Like humans, chimpanzees are social creatures. Very social, we recently discovered. The importance of their social bonds can be read in their stress hormones, with chimps that have their friends around experiencing less stress than when placed in a similar situation without close companions. Moreover, the presence of friendly mates can act as a stress reliever even when no threats are on the horizon.
Within their troop, chimpanzees have special friends, referred to as bond partners, who they frequently groom and share food with.
The stress levels of humans and other animals can be measured by testing concentrations of cortisol, a hormone released by the adrenal gland when things are going badly. Urinary glucocorticoids (uGC) include cortisol itself and other chemicals into which the body converts it.
Dr Roman Wittig of the Max Plank Institute for Evolutionary Anthropology measured uGCs from wild chimpanzees living in Uganda, rather than the artificial environment of a laboratory or zoo. He found uGCs rose when the chimpanzees he was tracking ran into a rival band of chimps. When Wittig's colleagues drummed on trees to replicate the sounds made by enemy chimps, the troops in the study produced similar uGC spikes to encounters with real chimps.
The presence of “bond partners” had a soothing effect, causing chimpanzees to sail through encounters with enemies relatively unscathed.
This much was anticipated, but Wittig hoped to shed light on the debate between two competing theories. The “main effects hypothesis” holds that stress levels are reduced through daily contact with bond partners, even under relaxed conditions. The “social buffering hypothesis” proposes that it's good to have those you've bonded with around during stressful times, but they don't provide the same benefit during grooming or other everyday interactions.
Wittig's results, published in Nature Communications, are a clear win for advocates of the main effects hypothesis. When the chimpanzees were groomed by a regular partner, their urine subsequently showed lower uGC levels than after simply laying around resting. Being groomed by a relatively unfamiliar troop member provided no such benefits.

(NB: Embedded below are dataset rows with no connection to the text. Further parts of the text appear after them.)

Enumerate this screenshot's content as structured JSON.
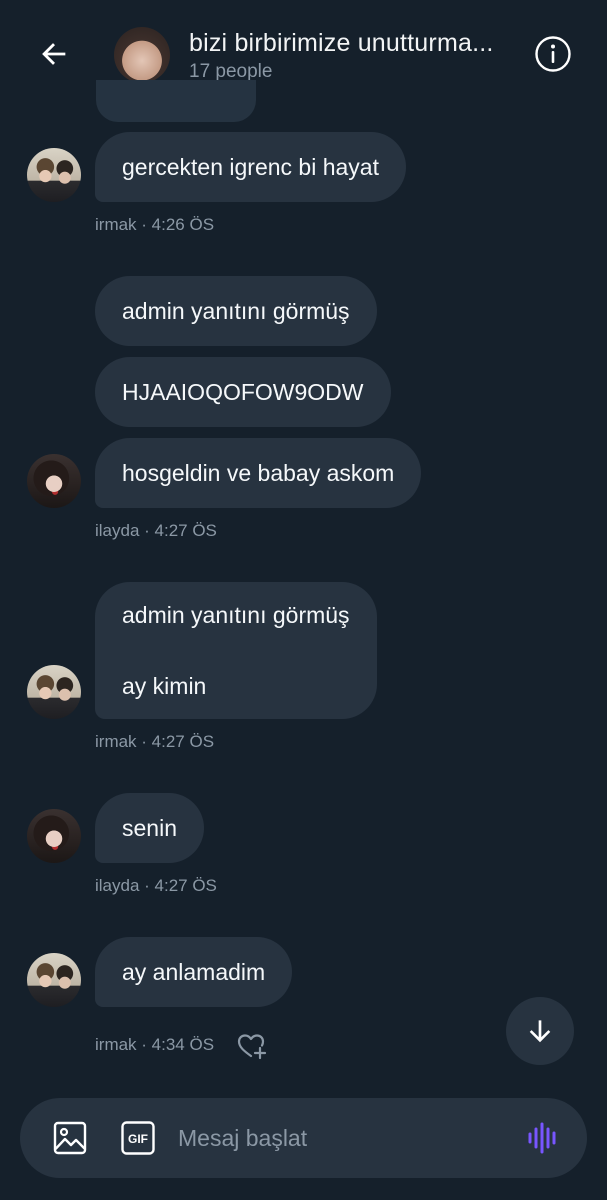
{
  "header": {
    "title": "bizi birbirimize unutturma...",
    "subtitle": "17 people"
  },
  "messages": [
    {
      "text": "gercekten igrenc bi hayat",
      "meta": "irmak · 4:26 ÖS"
    },
    {
      "text": "admin yanıtını görmüş"
    },
    {
      "text": "HJAAIOQOFOW9ODW"
    },
    {
      "text": "hosgeldin ve babay askom",
      "meta": "ilayda · 4:27 ÖS"
    },
    {
      "line1": "admin yanıtını görmüş",
      "line2": "ay kimin",
      "meta": "irmak · 4:27 ÖS"
    },
    {
      "text": "senin",
      "meta": "ilayda · 4:27 ÖS"
    },
    {
      "text": "ay anlamadim",
      "meta": "irmak · 4:34 ÖS"
    }
  ],
  "composer": {
    "placeholder": "Mesaj başlat",
    "gif_label": "GIF"
  },
  "icons": {
    "back": "arrow-left-icon",
    "info": "info-icon",
    "heart_add": "heart-plus-icon",
    "scroll_down": "arrow-down-icon",
    "image": "image-icon",
    "gif": "gif-icon",
    "voice": "voice-waveform-icon"
  },
  "colors": {
    "background": "#15202b",
    "bubble": "#273340",
    "meta_text": "#8b98a5",
    "voice_accent": "#7856ff"
  }
}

It didn't seem to matter whether bond partners were of the same or opposite sex, or if they were particularly closely related. The mysterious processes of friendship formation turned a bond partner into a form of anxiety control.
By sampling frequently, and comparing results before and after stressful events, Wittig's group achieved much more fine-grained measures of stress levels than studies that relied on long-term averages. This required attaching plastic bags to forked sticks and standing beneath trees in which chimps were relieving themselves, proving once again that scientists' dedication to their work knows no bounds.
As the authors note, “stress is a major cause of poor health and mortality in humans and other social animals.” Just how applicable the research is to more complex human social dynamics remains to be seen. Nevertheless, it seems our nearest relatives get by with a little help from their friends.